Information given:

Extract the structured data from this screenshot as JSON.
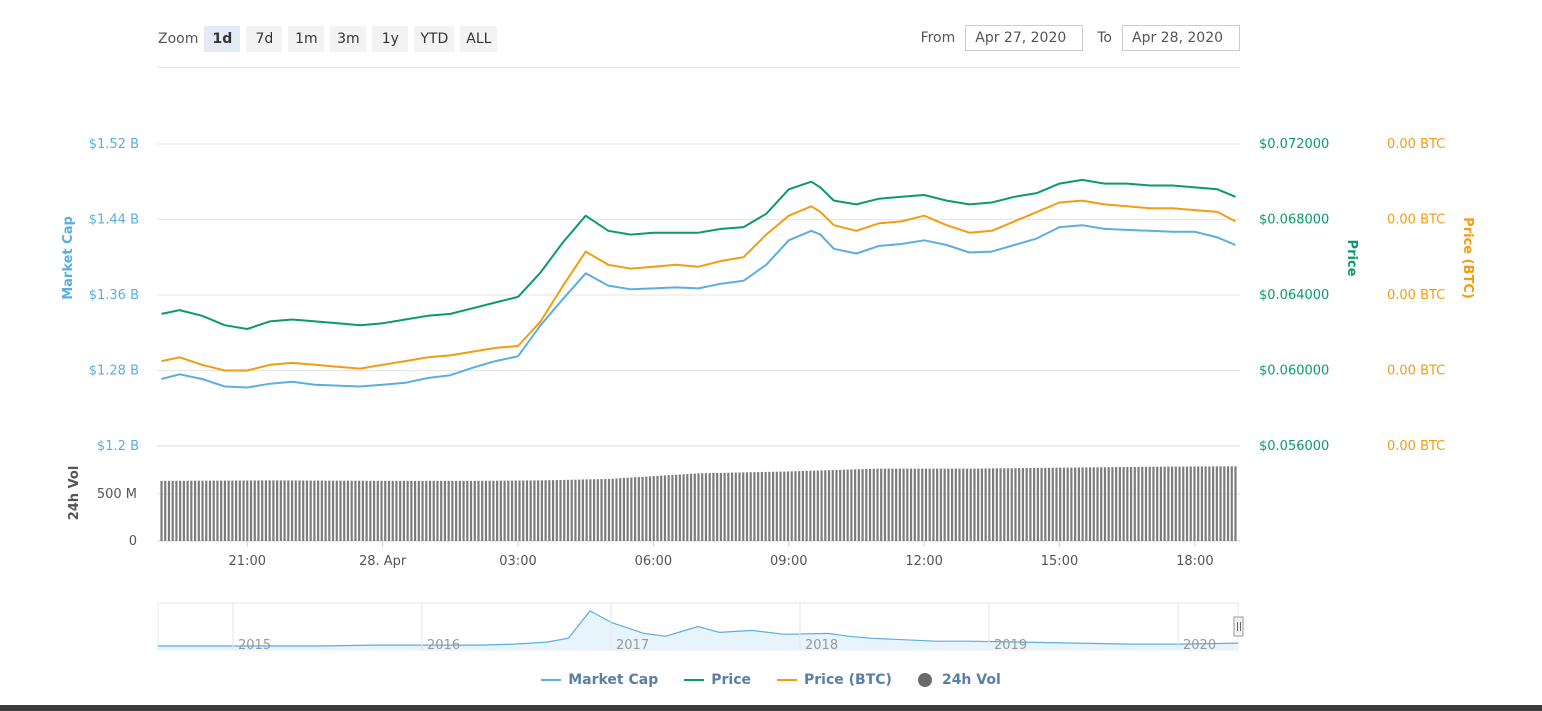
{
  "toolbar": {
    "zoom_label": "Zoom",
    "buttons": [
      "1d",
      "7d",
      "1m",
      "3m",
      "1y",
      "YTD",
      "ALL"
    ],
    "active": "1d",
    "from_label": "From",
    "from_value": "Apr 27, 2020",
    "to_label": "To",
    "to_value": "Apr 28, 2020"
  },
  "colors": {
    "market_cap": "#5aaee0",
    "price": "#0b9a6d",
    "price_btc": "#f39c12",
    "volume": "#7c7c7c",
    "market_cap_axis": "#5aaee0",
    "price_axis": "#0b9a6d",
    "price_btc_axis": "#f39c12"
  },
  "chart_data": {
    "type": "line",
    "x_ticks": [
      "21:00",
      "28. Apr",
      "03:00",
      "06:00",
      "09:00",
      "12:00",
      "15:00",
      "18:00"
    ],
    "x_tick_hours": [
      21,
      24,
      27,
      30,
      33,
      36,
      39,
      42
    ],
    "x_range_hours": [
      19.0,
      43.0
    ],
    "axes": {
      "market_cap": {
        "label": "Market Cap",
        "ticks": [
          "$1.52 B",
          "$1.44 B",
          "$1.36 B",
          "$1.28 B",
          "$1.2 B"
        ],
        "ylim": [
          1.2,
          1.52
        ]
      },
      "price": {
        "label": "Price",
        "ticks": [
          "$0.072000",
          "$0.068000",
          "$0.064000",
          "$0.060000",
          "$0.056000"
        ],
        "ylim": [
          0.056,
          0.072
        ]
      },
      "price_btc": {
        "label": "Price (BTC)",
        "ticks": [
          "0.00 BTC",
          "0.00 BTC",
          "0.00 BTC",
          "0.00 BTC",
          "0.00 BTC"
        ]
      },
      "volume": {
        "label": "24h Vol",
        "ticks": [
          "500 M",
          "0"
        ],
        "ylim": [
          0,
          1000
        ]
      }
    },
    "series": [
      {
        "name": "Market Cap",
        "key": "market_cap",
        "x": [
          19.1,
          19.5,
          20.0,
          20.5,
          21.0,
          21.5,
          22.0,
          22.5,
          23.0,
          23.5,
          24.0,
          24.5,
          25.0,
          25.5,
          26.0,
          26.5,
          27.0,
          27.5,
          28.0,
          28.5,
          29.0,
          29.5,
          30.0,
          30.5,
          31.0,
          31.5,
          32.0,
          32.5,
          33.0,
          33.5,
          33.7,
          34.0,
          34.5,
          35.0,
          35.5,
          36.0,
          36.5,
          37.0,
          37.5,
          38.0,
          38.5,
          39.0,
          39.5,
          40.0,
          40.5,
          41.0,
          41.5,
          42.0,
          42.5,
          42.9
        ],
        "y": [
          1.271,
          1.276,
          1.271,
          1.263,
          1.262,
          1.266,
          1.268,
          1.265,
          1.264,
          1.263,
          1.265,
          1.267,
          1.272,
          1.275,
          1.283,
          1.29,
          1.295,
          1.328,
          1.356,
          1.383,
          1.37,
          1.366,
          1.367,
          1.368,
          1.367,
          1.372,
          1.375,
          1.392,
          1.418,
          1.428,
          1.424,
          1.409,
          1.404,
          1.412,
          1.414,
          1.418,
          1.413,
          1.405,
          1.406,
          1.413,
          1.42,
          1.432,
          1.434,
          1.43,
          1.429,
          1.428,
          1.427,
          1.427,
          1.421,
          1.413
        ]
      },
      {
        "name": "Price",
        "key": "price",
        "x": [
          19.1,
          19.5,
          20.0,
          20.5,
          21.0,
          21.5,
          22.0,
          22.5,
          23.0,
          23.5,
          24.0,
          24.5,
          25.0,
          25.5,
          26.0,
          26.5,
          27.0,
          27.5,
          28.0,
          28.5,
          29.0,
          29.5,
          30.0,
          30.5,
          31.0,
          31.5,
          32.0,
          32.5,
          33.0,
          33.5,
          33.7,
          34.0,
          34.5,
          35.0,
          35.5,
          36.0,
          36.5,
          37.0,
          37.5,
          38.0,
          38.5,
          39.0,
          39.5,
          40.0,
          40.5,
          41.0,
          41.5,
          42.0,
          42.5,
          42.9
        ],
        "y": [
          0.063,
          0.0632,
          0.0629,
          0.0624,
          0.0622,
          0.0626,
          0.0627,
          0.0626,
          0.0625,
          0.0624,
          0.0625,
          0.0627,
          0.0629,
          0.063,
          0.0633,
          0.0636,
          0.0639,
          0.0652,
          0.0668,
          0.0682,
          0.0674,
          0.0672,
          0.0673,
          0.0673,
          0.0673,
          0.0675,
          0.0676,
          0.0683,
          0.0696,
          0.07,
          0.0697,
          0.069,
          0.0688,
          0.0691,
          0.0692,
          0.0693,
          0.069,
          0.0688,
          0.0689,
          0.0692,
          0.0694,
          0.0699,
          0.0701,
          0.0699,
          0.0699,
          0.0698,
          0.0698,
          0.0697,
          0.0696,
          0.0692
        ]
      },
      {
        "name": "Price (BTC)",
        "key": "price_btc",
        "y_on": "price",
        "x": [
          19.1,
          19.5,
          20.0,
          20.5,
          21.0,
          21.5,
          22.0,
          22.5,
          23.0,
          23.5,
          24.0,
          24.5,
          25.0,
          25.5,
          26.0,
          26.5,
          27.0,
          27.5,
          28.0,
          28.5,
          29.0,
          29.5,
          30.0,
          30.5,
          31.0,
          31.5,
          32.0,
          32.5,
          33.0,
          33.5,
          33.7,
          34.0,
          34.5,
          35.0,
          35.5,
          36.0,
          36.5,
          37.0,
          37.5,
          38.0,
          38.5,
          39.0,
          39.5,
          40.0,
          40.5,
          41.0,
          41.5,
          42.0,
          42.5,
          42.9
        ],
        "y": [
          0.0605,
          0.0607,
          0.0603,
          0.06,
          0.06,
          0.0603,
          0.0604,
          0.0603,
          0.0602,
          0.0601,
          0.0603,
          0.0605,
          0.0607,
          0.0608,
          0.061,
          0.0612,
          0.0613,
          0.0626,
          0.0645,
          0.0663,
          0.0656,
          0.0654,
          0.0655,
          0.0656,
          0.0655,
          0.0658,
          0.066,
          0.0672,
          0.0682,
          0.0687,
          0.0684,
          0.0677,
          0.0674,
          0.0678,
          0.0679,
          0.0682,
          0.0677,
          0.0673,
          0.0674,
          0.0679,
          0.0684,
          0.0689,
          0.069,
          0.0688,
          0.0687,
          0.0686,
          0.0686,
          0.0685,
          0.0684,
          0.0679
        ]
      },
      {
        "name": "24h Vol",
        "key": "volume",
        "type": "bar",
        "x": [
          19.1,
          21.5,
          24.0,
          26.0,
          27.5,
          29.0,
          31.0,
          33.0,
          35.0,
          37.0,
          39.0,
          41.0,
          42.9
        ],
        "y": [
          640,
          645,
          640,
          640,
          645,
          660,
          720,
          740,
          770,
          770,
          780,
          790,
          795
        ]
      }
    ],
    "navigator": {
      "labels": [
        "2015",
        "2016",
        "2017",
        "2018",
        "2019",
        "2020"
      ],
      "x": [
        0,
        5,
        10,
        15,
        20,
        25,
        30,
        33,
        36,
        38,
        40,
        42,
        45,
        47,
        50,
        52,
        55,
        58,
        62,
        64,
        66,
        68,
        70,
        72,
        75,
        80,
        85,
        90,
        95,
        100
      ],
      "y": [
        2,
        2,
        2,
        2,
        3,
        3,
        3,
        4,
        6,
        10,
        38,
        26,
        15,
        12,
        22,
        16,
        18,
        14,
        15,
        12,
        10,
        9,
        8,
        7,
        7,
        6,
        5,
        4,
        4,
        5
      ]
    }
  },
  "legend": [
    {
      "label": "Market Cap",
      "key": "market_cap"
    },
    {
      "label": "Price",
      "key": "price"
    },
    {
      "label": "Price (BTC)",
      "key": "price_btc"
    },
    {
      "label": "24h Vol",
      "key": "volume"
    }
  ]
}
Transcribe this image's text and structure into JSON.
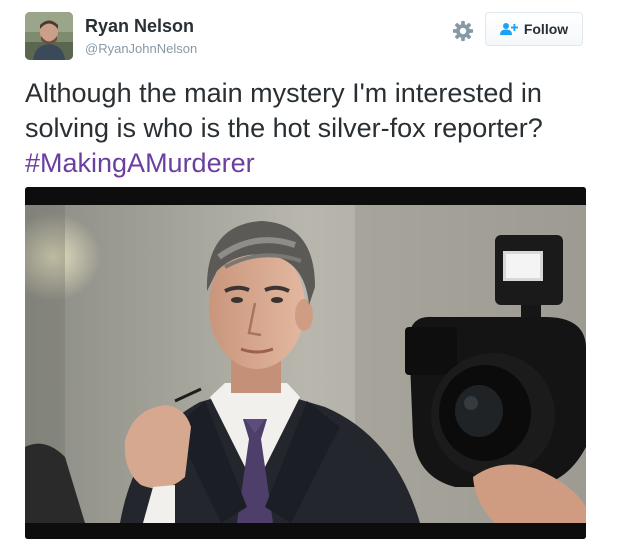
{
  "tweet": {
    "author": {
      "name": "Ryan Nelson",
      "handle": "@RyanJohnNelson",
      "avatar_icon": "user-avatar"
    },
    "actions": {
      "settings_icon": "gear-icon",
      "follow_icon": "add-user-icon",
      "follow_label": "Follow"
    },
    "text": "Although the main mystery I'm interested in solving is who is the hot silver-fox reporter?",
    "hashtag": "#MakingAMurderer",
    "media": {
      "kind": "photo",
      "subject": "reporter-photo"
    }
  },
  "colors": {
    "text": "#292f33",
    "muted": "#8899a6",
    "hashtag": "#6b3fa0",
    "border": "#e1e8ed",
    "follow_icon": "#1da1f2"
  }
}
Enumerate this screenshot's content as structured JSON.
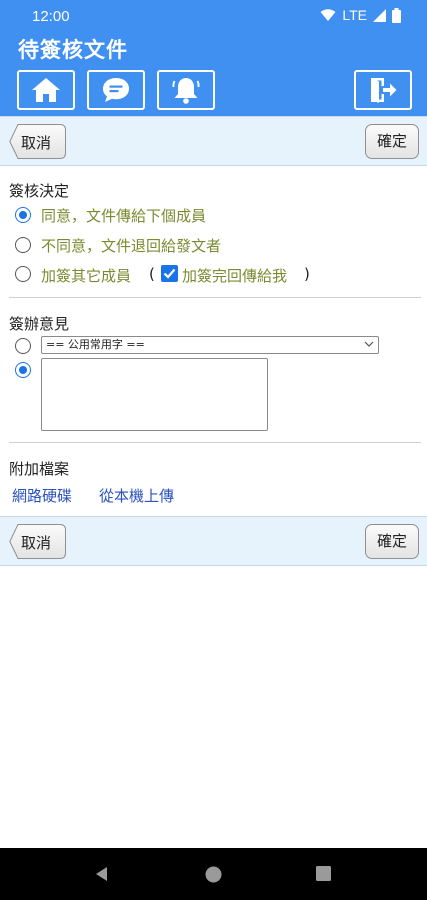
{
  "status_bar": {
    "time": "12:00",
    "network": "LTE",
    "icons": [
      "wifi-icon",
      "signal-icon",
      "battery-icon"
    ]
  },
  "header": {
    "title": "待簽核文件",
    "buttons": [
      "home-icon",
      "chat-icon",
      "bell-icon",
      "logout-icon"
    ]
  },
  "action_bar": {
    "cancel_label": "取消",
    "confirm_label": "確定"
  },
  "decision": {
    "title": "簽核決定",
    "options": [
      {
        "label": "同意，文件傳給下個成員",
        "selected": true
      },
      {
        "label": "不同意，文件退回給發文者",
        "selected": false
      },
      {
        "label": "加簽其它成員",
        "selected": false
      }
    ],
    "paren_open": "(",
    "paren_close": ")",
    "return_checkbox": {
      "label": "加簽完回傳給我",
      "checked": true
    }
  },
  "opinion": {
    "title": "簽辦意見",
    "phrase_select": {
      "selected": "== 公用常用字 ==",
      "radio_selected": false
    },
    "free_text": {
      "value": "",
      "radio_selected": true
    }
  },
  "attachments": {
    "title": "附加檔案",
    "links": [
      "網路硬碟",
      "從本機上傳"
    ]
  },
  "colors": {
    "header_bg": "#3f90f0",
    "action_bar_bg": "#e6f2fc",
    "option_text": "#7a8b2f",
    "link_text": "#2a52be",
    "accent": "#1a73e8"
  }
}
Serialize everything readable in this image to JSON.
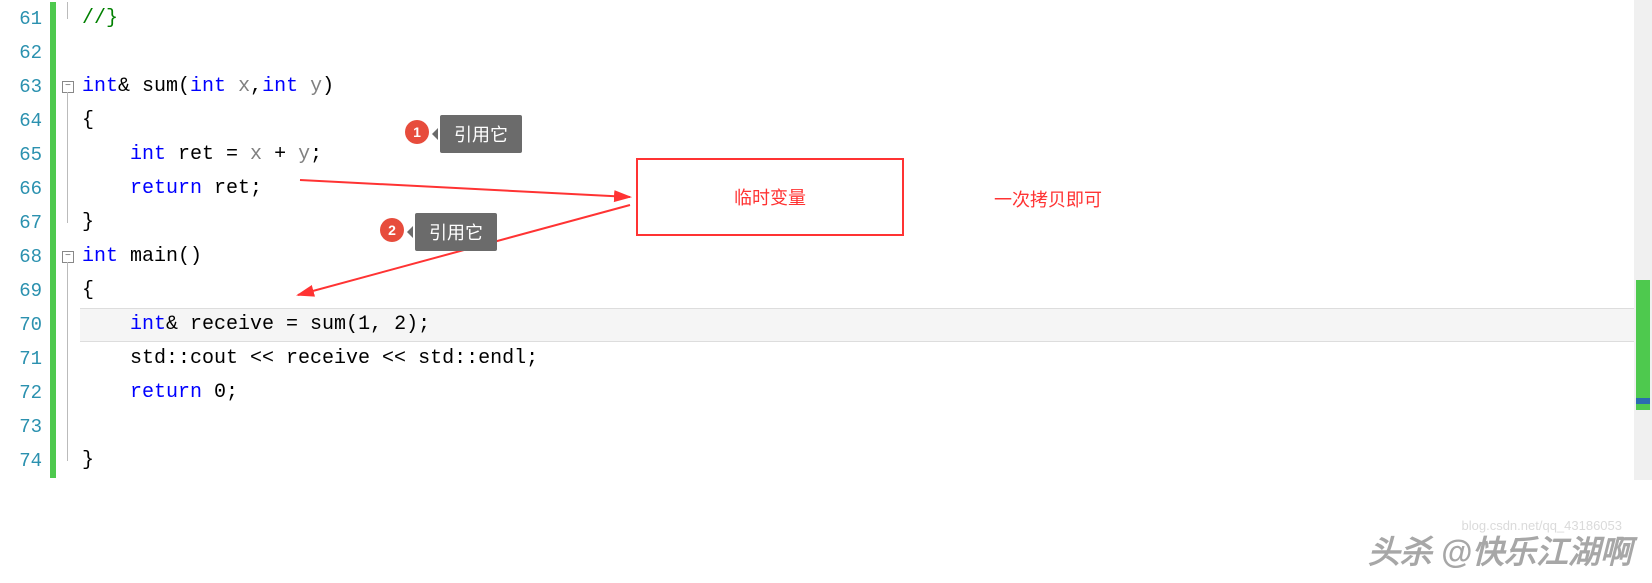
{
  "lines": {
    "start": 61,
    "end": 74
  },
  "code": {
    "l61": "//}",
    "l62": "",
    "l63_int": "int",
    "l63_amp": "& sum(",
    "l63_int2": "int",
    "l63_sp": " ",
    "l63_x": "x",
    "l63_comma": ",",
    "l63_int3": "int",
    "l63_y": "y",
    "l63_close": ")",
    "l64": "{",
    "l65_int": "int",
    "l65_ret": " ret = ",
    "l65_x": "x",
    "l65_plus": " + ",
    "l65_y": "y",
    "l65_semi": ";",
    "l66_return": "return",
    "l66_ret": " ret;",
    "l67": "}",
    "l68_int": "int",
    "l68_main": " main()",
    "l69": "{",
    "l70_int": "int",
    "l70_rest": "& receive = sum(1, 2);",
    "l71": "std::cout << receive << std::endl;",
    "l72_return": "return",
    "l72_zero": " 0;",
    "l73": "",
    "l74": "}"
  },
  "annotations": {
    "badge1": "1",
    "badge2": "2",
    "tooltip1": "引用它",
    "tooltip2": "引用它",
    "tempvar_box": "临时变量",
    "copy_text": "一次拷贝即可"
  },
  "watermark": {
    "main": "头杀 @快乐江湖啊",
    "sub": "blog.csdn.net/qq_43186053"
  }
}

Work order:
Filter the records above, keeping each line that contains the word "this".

Answer to the exercise:
Extract the structured data from this screenshot as JSON.
Transcribe this image's text and structure into JSON.
Enumerate this screenshot's content as structured JSON.
Serialize everything readable in this image to JSON.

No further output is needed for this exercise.